Data about app and page elements
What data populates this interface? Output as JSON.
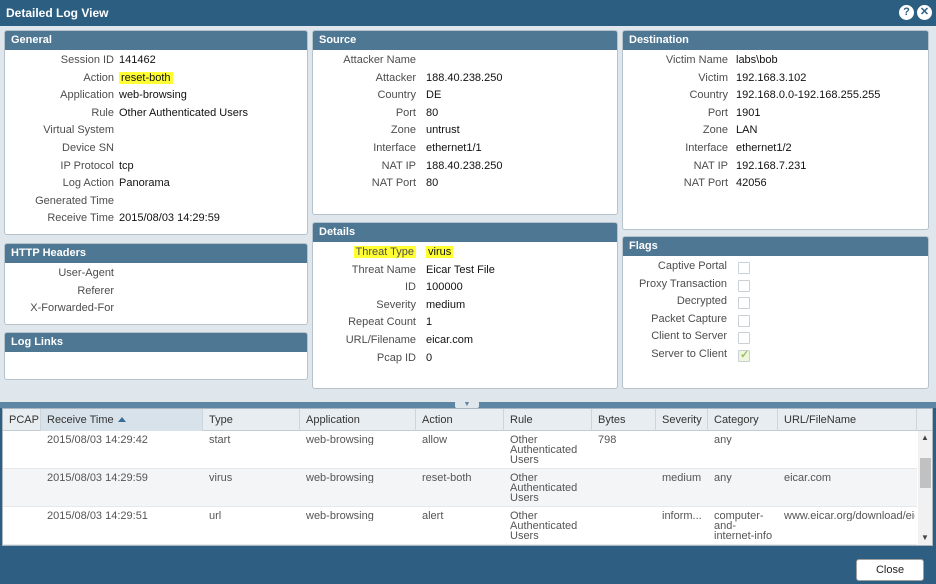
{
  "window": {
    "title": "Detailed Log View"
  },
  "general": {
    "header": "General",
    "rows": [
      {
        "label": "Session ID",
        "value": "141462"
      },
      {
        "label": "Action",
        "value": "reset-both"
      },
      {
        "label": "Application",
        "value": "web-browsing"
      },
      {
        "label": "Rule",
        "value": "Other Authenticated Users"
      },
      {
        "label": "Virtual System",
        "value": ""
      },
      {
        "label": "Device SN",
        "value": ""
      },
      {
        "label": "IP Protocol",
        "value": "tcp"
      },
      {
        "label": "Log Action",
        "value": "Panorama"
      },
      {
        "label": "Generated Time",
        "value": ""
      },
      {
        "label": "Receive Time",
        "value": "2015/08/03 14:29:59"
      }
    ]
  },
  "http_headers": {
    "header": "HTTP Headers",
    "rows": [
      {
        "label": "User-Agent",
        "value": ""
      },
      {
        "label": "Referer",
        "value": ""
      },
      {
        "label": "X-Forwarded-For",
        "value": ""
      }
    ]
  },
  "log_links": {
    "header": "Log Links"
  },
  "source": {
    "header": "Source",
    "rows": [
      {
        "label": "Attacker Name",
        "value": ""
      },
      {
        "label": "Attacker",
        "value": "188.40.238.250"
      },
      {
        "label": "Country",
        "value": "DE"
      },
      {
        "label": "Port",
        "value": "80"
      },
      {
        "label": "Zone",
        "value": "untrust"
      },
      {
        "label": "Interface",
        "value": "ethernet1/1"
      },
      {
        "label": "NAT IP",
        "value": "188.40.238.250"
      },
      {
        "label": "NAT Port",
        "value": "80"
      }
    ]
  },
  "details": {
    "header": "Details",
    "rows": [
      {
        "label": "Threat Type",
        "value": "virus"
      },
      {
        "label": "Threat Name",
        "value": "Eicar Test File"
      },
      {
        "label": "ID",
        "value": "100000"
      },
      {
        "label": "Severity",
        "value": "medium"
      },
      {
        "label": "Repeat Count",
        "value": "1"
      },
      {
        "label": "URL/Filename",
        "value": "eicar.com"
      },
      {
        "label": "Pcap ID",
        "value": "0"
      }
    ]
  },
  "destination": {
    "header": "Destination",
    "rows": [
      {
        "label": "Victim Name",
        "value": "labs\\bob"
      },
      {
        "label": "Victim",
        "value": "192.168.3.102"
      },
      {
        "label": "Country",
        "value": "192.168.0.0-192.168.255.255"
      },
      {
        "label": "Port",
        "value": "1901"
      },
      {
        "label": "Zone",
        "value": "LAN"
      },
      {
        "label": "Interface",
        "value": "ethernet1/2"
      },
      {
        "label": "NAT IP",
        "value": "192.168.7.231"
      },
      {
        "label": "NAT Port",
        "value": "42056"
      }
    ]
  },
  "flags": {
    "header": "Flags",
    "rows": [
      {
        "label": "Captive Portal",
        "checked": false
      },
      {
        "label": "Proxy Transaction",
        "checked": false
      },
      {
        "label": "Decrypted",
        "checked": false
      },
      {
        "label": "Packet Capture",
        "checked": false
      },
      {
        "label": "Client to Server",
        "checked": false
      },
      {
        "label": "Server to Client",
        "checked": true
      }
    ]
  },
  "table": {
    "columns": [
      "PCAP",
      "Receive Time",
      "Type",
      "Application",
      "Action",
      "Rule",
      "Bytes",
      "Severity",
      "Category",
      "URL/FileName"
    ],
    "sorted_column": "Receive Time",
    "sort_direction": "ascending",
    "rows": [
      {
        "pcap": "",
        "receive_time": "2015/08/03 14:29:42",
        "type": "start",
        "application": "web-browsing",
        "action": "allow",
        "rule": "Other Authenticated Users",
        "bytes": "798",
        "severity": "",
        "category": "any",
        "url": ""
      },
      {
        "pcap": "",
        "receive_time": "2015/08/03 14:29:59",
        "type": "virus",
        "application": "web-browsing",
        "action": "reset-both",
        "rule": "Other Authenticated Users",
        "bytes": "",
        "severity": "medium",
        "category": "any",
        "url": "eicar.com"
      },
      {
        "pcap": "",
        "receive_time": "2015/08/03 14:29:51",
        "type": "url",
        "application": "web-browsing",
        "action": "alert",
        "rule": "Other Authenticated Users",
        "bytes": "",
        "severity": "inform...",
        "category": "computer-and-internet-info",
        "url": "www.eicar.org/download/eic..."
      }
    ]
  },
  "footer": {
    "close_label": "Close"
  },
  "colors": {
    "title_bar": "#2b5e80",
    "panel_header": "#4e7793",
    "highlight": "#ffff33"
  }
}
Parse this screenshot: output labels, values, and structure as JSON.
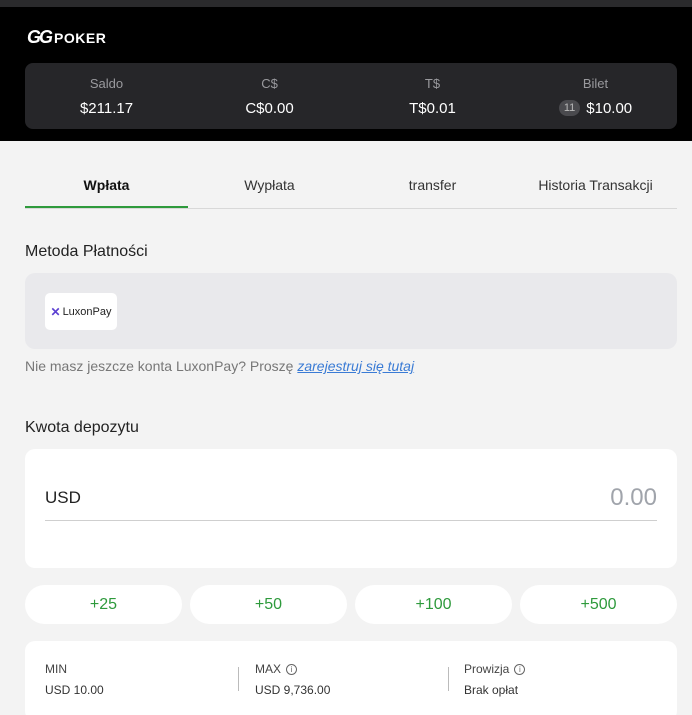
{
  "brand": {
    "logo_gg": "GG",
    "logo_poker": "POKER"
  },
  "balance": [
    {
      "label": "Saldo",
      "value": "$211.17"
    },
    {
      "label": "C$",
      "value": "C$0.00"
    },
    {
      "label": "T$",
      "value": "T$0.01"
    },
    {
      "label": "Bilet",
      "badge": "11",
      "value": "$10.00"
    }
  ],
  "tabs": [
    {
      "label": "Wpłata",
      "active": true
    },
    {
      "label": "Wypłata"
    },
    {
      "label": "transfer"
    },
    {
      "label": "Historia Transakcji"
    }
  ],
  "payment": {
    "title": "Metoda Płatności",
    "method_mark": "✕",
    "method_name": "LuxonPay",
    "note": "Nie masz jeszcze konta LuxonPay? Proszę ",
    "register_link": "zarejestruj się tutaj"
  },
  "deposit": {
    "title": "Kwota depozytu",
    "currency": "USD",
    "placeholder": "0.00",
    "quick_amounts": [
      "+25",
      "+50",
      "+100",
      "+500"
    ]
  },
  "limits": {
    "min_label": "MIN",
    "min_value": "USD 10.00",
    "max_label": "MAX",
    "max_value": "USD 9,736.00",
    "fee_label": "Prowizja",
    "fee_value": "Brak opłat"
  },
  "colors": {
    "accent": "#2e9a3c",
    "link": "#3a7bd5",
    "header_bg": "#000000",
    "balance_bg": "#262629"
  }
}
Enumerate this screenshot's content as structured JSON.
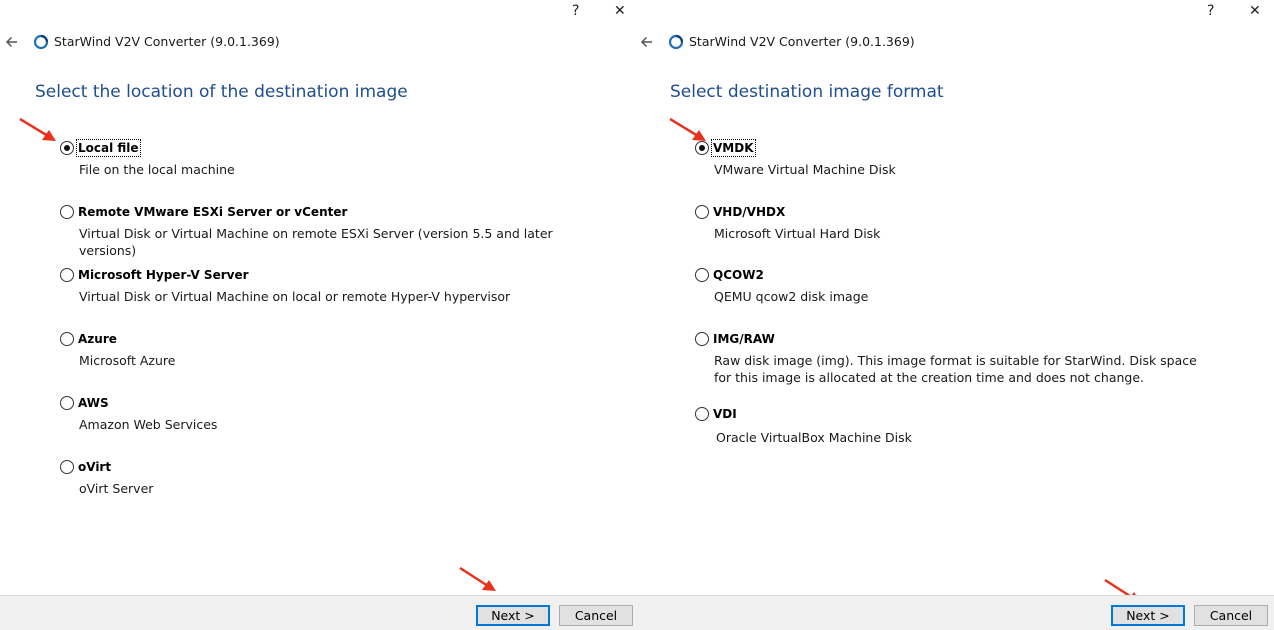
{
  "left": {
    "titlebar": {
      "help": "?",
      "close": "✕"
    },
    "app_title": "StarWind V2V Converter (9.0.1.369)",
    "page_title": "Select the location of the destination image",
    "options": [
      {
        "label": "Local file",
        "desc": "File on the local machine",
        "checked": true
      },
      {
        "label": "Remote VMware ESXi Server or vCenter",
        "desc": "Virtual Disk or Virtual Machine on remote ESXi Server (version 5.5 and later versions)",
        "checked": false
      },
      {
        "label": "Microsoft Hyper-V Server",
        "desc": "Virtual Disk or Virtual Machine on local or remote Hyper-V hypervisor",
        "checked": false
      },
      {
        "label": "Azure",
        "desc": "Microsoft Azure",
        "checked": false
      },
      {
        "label": "AWS",
        "desc": "Amazon Web Services",
        "checked": false
      },
      {
        "label": "oVirt",
        "desc": "oVirt Server",
        "checked": false
      }
    ],
    "buttons": {
      "next": "Next >",
      "cancel": "Cancel"
    }
  },
  "right": {
    "titlebar": {
      "help": "?",
      "close": "✕"
    },
    "app_title": "StarWind V2V Converter (9.0.1.369)",
    "page_title": "Select destination image format",
    "options": [
      {
        "label": "VMDK",
        "desc": "VMware Virtual Machine Disk",
        "checked": true
      },
      {
        "label": "VHD/VHDX",
        "desc": "Microsoft Virtual Hard Disk",
        "checked": false
      },
      {
        "label": "QCOW2",
        "desc": "QEMU qcow2 disk image",
        "checked": false
      },
      {
        "label": "IMG/RAW",
        "desc": "Raw disk image (img). This image format is suitable for StarWind. Disk space for this image is allocated at the creation time and does not change.",
        "checked": false
      },
      {
        "label": "VDI",
        "desc": "Oracle VirtualBox Machine Disk",
        "checked": false
      }
    ],
    "buttons": {
      "next": "Next >",
      "cancel": "Cancel"
    }
  },
  "colors": {
    "title_blue": "#1f4e8c",
    "annotation_red": "#e8321e",
    "focus_blue": "#0078d7",
    "footer_bg": "#f0f0f0"
  },
  "icons": {
    "back": "back-arrow-icon",
    "logo": "starwind-logo-icon",
    "annotation": "red-arrow-icon"
  }
}
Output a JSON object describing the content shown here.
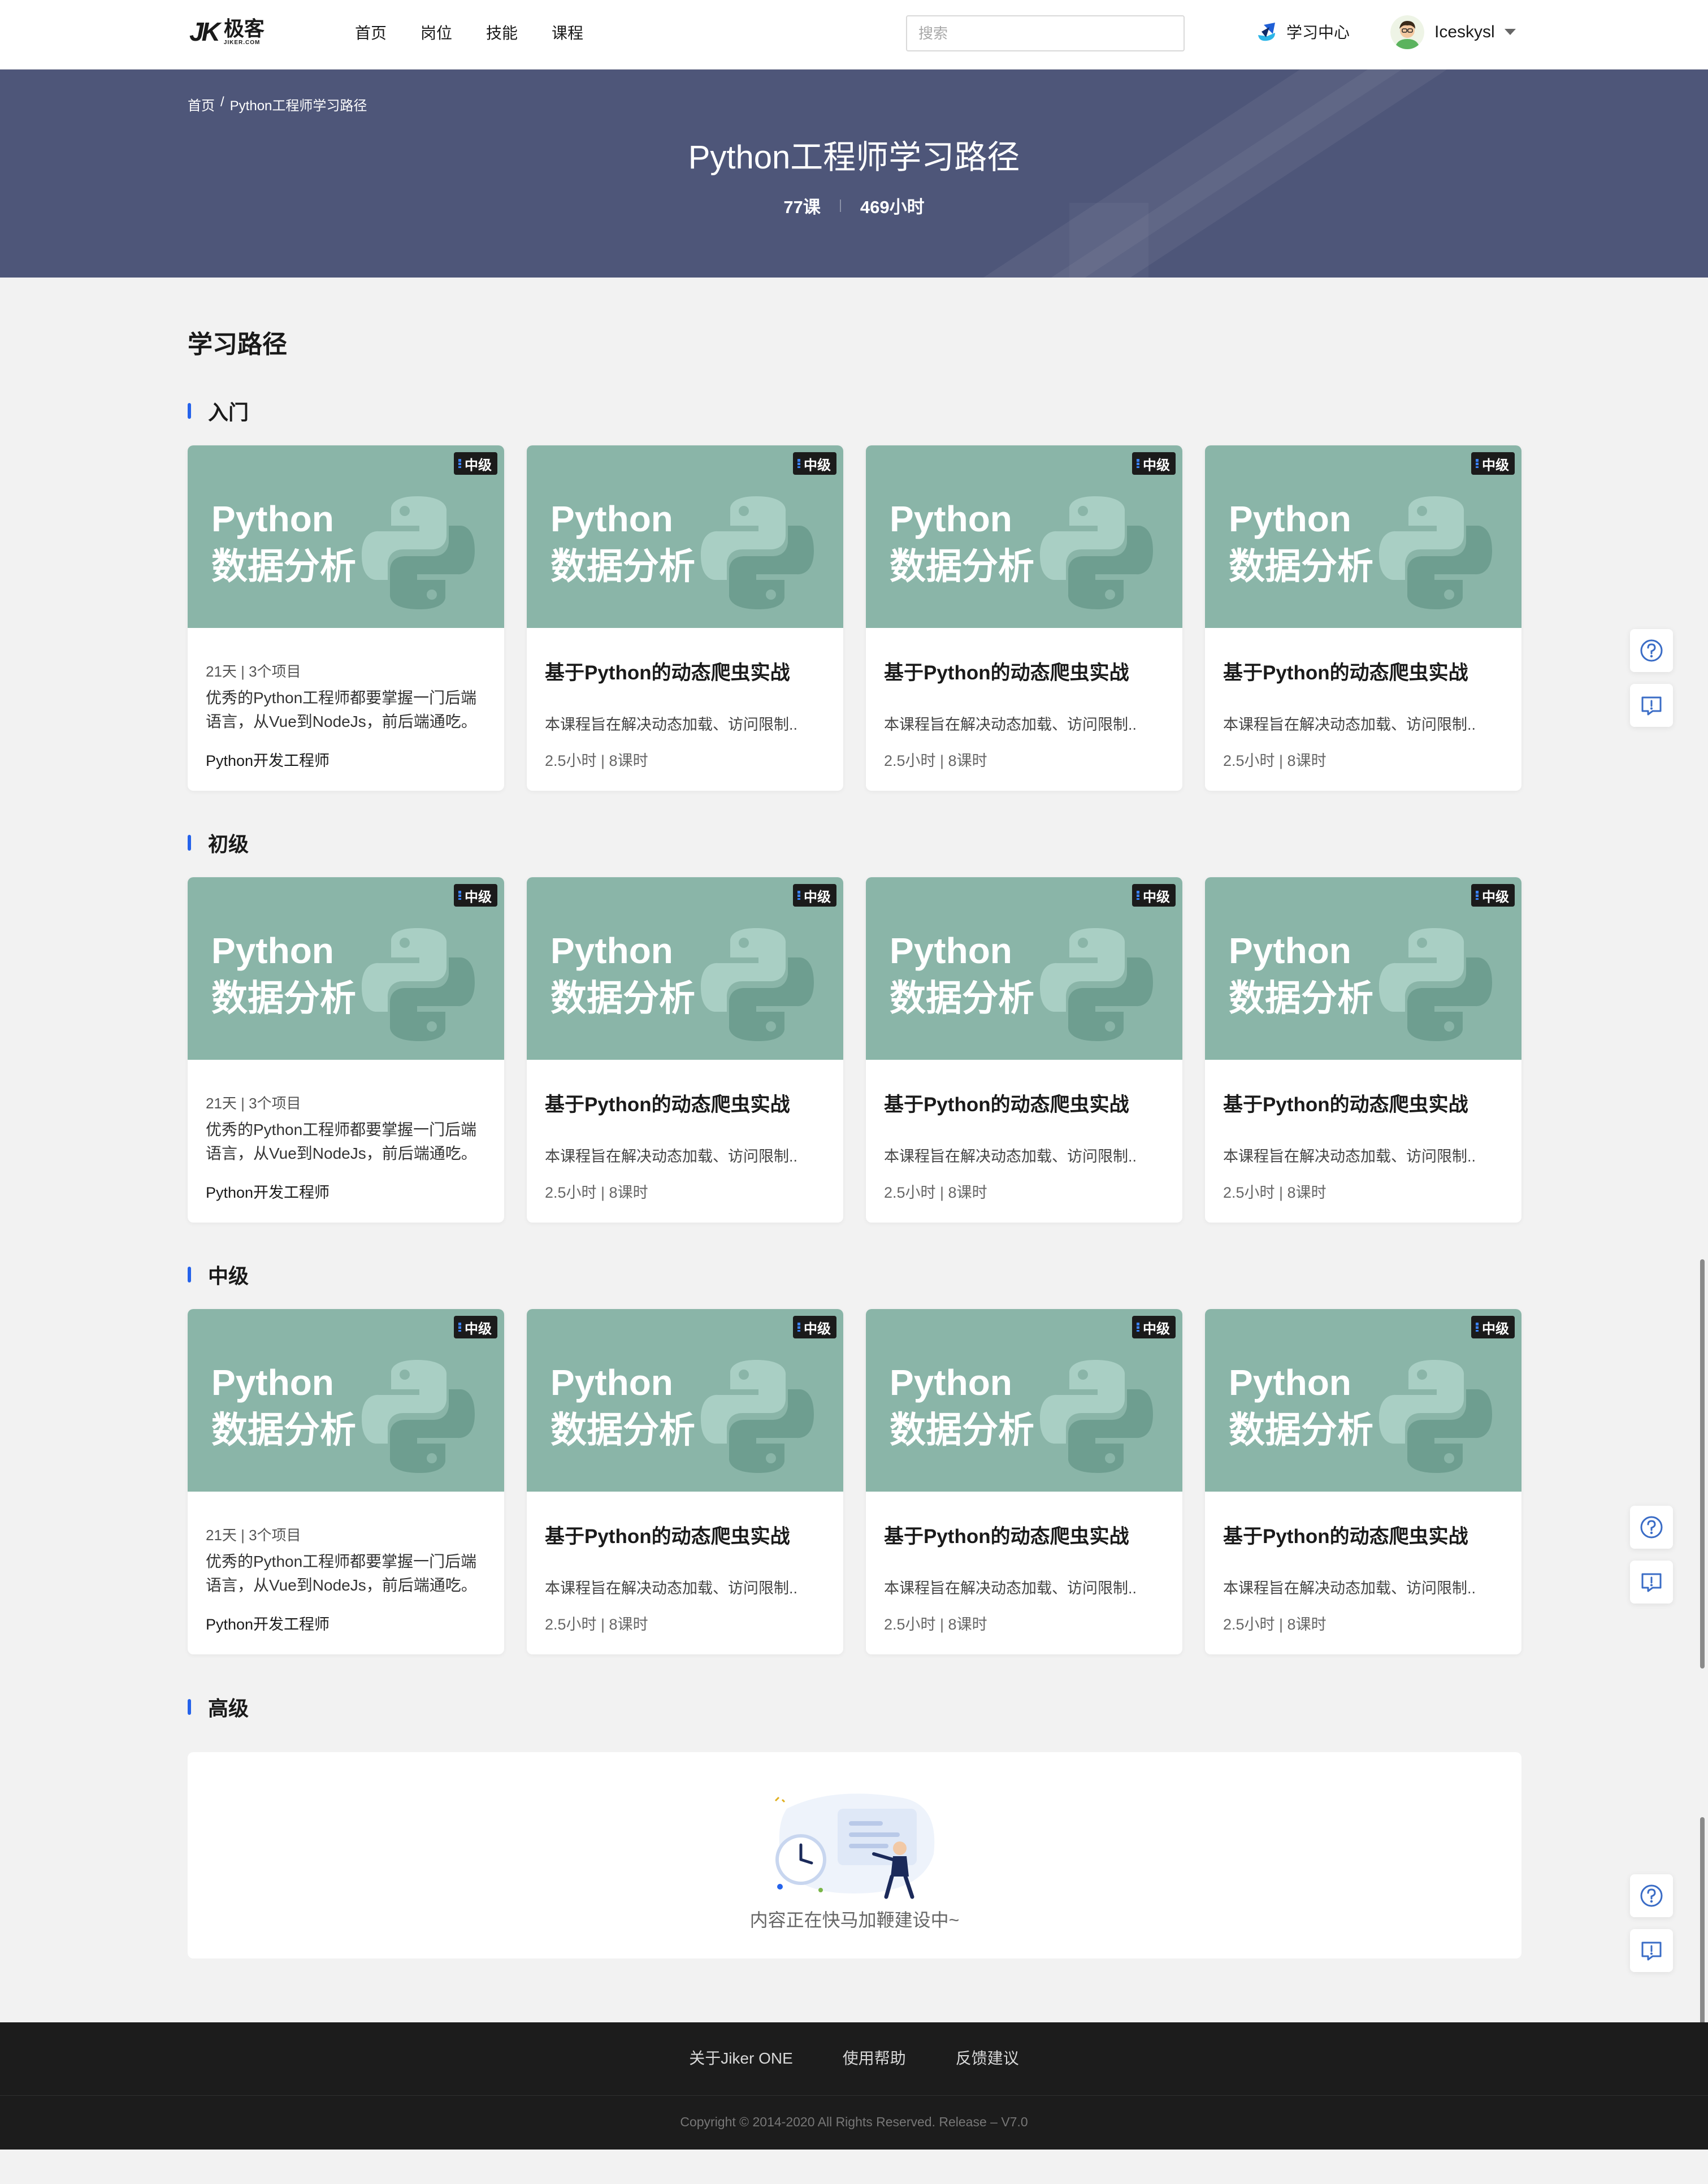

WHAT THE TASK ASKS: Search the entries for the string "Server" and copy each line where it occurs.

ANSWER TO THIS EXERCISE:
        "label": "Client to Server",
        "label": "Server to Client",
        "label": "Remote VMware ESXi Server or vCenter",
        "desc": "Virtual Disk or Virtual Machine on remote ESXi Server (version 5.5 and later versions)",
        "label": "Microsoft Hyper-V Server",
        "desc": "oVirt Server",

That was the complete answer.